    Owens is such a pain to deal with, he's been kicked off of three different teams and the Buffalo Bills didn't feel like re-signing him this past offseason. His one-year stint with the Bengals looks to be over at this point and it was partially because of his mouth.

    Owens is famous for putting himself before the team, throwing his quarterbacks under the bus and only surviving in the NFL as long as he has because he still can play. He still drops the ball a lot.

    Owens famously clashed with the Eagles front office, resulting in him doing situps in his driveway while his agent, the equally reprehensible Drew Rosenhaus, made things worse.

    When he finally was dismissed from the Eagles, Rosenhaus gave the now famous "next question" press conference.

    Owens started his career in San Francisco in 1996 and his first big controversy was his drops, but that would get lost when he tried to sign with the Eagles while the 49ers insisted they still owned his rights and tried to trade him to to Baltimore. That situation was resolved and Owens went to the Eagles.

    Once there, it was one good season before Owens hired Rosenhaus and the rest was history. Donovan McNabb would find himself the victim of Owens ranting and the Eagles suffered for the trouble.

    Once in Dallas, Owens still couldn't stop himself and eventually he was cut. He did one year with the Buffalo Bills before playing in 2010 with the Bengals.
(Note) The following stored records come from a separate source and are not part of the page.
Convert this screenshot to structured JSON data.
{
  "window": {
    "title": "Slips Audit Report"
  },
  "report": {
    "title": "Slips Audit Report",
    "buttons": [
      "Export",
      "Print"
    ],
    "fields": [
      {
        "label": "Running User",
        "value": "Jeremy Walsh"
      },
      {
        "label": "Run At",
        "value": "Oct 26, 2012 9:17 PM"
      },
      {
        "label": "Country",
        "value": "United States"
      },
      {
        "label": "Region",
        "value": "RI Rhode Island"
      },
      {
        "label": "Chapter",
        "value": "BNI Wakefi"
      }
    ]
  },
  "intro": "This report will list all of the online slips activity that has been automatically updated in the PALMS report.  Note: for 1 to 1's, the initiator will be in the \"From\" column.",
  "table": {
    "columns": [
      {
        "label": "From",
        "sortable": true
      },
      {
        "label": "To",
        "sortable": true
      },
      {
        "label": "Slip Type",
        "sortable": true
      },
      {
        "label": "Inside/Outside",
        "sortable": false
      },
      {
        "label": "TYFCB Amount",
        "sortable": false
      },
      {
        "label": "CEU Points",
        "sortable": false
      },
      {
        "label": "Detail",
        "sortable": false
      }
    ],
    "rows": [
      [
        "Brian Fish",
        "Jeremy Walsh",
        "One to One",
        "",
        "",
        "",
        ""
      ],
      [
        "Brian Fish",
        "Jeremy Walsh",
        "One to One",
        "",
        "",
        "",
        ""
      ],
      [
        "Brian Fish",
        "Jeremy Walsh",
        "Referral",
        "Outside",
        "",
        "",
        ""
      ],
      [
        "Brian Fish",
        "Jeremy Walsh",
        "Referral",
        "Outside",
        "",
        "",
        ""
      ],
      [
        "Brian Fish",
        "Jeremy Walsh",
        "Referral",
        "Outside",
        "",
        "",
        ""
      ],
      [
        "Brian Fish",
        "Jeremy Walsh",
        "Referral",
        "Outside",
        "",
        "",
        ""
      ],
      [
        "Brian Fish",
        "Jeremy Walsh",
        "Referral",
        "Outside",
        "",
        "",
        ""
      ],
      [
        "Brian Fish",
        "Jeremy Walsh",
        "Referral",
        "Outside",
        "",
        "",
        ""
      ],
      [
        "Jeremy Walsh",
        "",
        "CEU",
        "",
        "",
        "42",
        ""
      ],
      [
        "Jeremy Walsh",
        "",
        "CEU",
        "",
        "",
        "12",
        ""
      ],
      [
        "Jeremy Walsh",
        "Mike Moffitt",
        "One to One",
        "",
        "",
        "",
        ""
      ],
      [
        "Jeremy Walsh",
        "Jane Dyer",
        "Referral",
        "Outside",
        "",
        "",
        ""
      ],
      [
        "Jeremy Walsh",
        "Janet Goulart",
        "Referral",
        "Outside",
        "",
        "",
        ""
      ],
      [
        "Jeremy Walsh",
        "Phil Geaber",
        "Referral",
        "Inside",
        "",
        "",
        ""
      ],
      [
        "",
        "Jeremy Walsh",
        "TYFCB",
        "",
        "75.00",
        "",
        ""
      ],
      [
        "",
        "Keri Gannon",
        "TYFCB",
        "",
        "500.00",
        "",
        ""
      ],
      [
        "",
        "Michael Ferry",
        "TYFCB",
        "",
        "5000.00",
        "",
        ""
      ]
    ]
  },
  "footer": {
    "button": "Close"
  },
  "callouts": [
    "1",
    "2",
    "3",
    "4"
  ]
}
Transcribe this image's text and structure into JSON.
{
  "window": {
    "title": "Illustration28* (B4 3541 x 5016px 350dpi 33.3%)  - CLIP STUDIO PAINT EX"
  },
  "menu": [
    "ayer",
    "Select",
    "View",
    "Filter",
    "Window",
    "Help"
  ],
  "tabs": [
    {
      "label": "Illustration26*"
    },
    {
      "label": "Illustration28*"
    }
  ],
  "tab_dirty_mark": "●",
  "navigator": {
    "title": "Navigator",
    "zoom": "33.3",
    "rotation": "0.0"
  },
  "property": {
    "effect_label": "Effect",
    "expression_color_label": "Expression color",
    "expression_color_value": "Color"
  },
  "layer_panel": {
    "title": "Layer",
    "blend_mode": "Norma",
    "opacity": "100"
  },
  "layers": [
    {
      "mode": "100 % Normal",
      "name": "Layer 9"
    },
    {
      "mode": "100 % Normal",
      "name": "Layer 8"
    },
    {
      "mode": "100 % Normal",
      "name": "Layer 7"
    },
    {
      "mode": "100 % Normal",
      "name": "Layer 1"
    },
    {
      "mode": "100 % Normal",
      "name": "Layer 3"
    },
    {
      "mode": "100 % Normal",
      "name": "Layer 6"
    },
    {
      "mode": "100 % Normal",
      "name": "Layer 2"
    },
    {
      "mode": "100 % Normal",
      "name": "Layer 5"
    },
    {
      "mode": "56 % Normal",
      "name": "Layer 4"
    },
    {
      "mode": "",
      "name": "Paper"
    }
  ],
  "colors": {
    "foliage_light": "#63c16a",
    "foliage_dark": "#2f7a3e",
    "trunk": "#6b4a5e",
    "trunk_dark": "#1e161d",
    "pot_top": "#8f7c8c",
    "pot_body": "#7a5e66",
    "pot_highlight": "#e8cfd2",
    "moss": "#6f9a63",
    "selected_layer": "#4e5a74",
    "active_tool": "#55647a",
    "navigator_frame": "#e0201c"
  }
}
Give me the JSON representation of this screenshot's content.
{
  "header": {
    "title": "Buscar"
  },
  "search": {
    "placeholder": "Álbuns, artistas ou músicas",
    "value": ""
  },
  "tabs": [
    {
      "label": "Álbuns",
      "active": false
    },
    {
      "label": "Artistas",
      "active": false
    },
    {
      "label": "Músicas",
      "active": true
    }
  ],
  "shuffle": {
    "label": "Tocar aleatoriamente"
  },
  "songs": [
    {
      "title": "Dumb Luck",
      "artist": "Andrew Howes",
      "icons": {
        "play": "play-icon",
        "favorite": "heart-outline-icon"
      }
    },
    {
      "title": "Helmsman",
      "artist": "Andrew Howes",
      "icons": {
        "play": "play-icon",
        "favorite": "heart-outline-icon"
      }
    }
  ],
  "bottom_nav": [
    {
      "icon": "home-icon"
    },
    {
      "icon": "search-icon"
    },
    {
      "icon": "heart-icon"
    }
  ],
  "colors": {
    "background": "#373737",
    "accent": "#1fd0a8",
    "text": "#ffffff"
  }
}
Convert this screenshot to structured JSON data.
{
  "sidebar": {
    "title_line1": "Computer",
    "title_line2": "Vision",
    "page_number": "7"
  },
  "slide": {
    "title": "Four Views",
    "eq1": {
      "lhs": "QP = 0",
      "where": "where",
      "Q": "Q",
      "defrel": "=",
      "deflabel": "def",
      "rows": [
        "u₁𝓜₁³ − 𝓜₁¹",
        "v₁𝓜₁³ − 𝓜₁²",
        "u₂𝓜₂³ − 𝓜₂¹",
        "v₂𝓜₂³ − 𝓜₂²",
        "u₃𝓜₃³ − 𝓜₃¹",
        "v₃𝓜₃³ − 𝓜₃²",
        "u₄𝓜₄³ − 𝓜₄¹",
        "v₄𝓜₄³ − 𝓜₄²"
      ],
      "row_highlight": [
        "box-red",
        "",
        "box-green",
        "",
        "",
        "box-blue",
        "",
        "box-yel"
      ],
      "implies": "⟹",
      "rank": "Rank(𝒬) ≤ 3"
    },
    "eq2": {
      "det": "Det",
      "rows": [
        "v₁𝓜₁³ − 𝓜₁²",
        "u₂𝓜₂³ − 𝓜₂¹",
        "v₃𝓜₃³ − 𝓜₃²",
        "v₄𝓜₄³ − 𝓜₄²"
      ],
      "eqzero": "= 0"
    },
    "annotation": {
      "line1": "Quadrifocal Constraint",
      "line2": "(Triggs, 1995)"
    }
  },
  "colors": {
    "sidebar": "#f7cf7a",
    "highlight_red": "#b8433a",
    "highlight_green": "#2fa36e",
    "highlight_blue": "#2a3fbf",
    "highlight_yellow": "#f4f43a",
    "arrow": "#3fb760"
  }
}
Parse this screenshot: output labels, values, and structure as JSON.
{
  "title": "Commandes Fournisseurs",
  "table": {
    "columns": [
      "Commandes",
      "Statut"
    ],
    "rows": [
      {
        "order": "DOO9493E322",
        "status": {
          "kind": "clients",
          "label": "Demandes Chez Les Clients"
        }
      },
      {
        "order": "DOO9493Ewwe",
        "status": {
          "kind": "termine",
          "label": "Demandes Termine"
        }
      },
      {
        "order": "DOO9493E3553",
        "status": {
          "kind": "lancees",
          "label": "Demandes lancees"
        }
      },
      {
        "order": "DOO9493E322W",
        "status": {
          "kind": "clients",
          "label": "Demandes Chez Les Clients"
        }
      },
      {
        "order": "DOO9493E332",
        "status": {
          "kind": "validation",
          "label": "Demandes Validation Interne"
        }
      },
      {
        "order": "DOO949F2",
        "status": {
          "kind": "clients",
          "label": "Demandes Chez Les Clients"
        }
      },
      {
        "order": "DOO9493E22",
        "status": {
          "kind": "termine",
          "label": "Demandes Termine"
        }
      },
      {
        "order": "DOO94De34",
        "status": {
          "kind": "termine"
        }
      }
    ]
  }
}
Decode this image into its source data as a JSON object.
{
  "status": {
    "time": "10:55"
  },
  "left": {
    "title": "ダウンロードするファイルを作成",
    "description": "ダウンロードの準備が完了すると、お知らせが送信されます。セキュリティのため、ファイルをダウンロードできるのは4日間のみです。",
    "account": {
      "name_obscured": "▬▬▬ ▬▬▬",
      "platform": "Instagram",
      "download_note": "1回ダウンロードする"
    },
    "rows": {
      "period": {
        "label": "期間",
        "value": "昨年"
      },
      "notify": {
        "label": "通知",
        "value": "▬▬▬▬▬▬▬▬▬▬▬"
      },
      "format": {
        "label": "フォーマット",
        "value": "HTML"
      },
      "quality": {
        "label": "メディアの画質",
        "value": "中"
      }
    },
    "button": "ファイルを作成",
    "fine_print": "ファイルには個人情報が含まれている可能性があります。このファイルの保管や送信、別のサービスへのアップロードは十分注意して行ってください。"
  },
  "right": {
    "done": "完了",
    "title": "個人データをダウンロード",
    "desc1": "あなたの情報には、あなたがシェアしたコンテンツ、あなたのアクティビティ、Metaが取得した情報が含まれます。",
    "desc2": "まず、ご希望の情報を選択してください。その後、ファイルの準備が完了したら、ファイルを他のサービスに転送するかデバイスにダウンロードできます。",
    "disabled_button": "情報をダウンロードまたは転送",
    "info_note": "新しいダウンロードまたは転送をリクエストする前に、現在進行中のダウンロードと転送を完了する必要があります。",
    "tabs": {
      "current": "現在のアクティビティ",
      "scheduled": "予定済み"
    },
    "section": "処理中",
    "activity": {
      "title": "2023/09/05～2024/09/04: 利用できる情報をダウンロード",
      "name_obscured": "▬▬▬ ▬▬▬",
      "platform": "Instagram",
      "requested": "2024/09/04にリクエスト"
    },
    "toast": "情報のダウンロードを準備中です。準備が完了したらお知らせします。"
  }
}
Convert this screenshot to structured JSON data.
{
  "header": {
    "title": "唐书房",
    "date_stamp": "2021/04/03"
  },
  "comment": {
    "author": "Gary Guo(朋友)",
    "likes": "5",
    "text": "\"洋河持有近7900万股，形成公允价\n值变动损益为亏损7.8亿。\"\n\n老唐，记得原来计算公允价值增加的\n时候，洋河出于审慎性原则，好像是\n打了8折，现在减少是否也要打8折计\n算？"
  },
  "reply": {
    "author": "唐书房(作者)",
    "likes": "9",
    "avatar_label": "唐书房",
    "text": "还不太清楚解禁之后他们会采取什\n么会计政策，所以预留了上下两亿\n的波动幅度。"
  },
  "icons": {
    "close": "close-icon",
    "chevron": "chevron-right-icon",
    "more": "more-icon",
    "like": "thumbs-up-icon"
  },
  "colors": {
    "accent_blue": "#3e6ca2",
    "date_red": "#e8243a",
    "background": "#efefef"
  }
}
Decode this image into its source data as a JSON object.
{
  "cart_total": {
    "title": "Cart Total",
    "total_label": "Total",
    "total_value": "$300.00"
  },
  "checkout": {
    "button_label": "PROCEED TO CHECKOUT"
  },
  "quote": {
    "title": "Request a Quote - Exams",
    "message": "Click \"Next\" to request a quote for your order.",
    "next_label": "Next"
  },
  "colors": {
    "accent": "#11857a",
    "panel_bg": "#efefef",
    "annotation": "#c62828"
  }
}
His future at this point is unknown, but he blamed everyone else for the Bengals lousy season before being injured a few weeks ago.